How many lines below hold the string "plain"? Report that number alone.
Start of Provided material
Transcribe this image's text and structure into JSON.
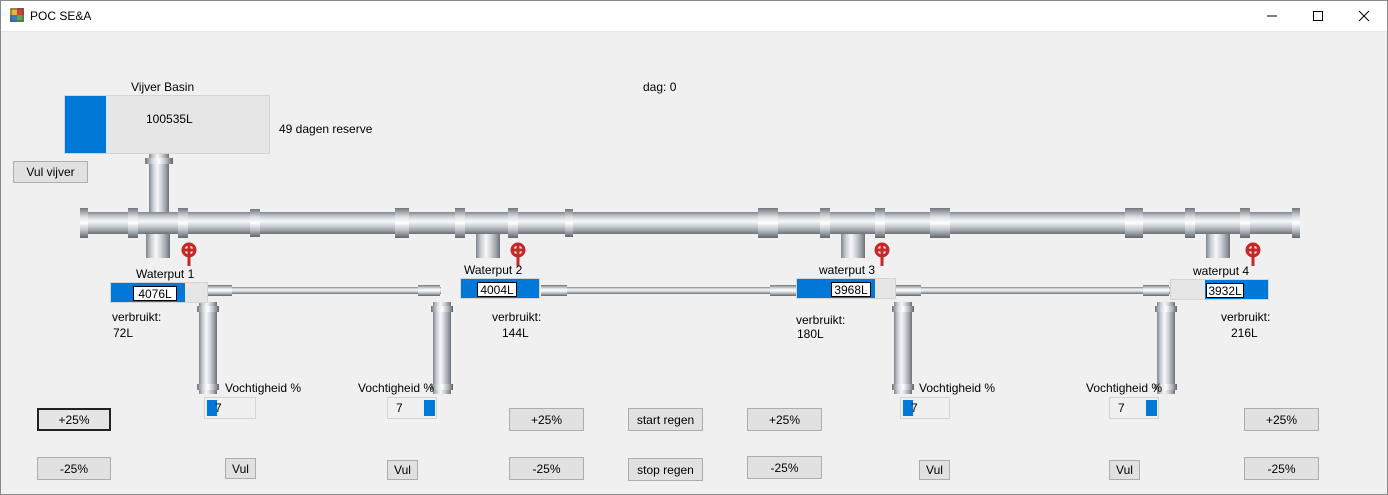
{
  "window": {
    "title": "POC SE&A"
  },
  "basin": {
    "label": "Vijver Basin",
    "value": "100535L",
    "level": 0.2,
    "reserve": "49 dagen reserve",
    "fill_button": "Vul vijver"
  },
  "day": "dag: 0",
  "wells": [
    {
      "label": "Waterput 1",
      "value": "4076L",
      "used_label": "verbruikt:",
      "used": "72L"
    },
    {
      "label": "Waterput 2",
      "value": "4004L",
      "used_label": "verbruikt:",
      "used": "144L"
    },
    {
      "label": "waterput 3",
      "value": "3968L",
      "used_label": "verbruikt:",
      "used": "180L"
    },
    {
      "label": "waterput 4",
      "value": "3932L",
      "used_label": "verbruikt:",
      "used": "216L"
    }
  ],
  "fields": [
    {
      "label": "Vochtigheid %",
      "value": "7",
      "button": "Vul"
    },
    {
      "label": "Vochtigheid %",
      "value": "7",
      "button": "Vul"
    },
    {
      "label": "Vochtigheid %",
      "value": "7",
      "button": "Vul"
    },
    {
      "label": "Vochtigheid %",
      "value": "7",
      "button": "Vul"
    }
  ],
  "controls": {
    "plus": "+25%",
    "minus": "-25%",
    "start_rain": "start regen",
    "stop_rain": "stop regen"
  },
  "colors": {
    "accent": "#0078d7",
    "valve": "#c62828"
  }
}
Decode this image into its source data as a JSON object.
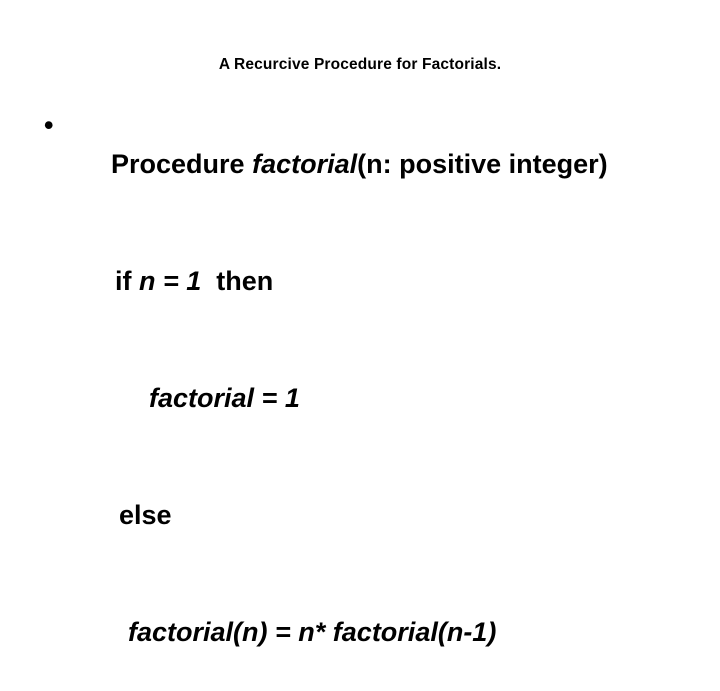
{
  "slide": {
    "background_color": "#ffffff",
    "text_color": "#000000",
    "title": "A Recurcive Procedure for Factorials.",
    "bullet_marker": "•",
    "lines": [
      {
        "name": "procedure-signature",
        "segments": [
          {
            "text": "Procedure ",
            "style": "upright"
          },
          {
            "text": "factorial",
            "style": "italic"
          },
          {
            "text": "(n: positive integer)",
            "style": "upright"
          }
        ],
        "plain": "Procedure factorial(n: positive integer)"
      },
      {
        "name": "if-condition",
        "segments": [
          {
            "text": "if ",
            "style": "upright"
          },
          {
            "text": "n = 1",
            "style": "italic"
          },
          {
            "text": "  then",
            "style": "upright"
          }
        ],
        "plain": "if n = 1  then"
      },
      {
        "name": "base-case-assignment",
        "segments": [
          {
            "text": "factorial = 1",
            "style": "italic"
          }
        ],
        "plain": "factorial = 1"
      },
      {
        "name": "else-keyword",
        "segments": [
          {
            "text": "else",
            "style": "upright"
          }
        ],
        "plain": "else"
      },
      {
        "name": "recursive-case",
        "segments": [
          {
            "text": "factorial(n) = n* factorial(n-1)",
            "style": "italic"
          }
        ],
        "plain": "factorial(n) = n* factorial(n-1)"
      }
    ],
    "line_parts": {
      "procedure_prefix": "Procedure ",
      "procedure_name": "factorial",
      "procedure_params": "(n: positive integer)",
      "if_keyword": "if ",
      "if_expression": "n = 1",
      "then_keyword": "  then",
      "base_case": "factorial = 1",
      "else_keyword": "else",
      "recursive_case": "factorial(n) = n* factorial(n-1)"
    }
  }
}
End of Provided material
Output of the task -
5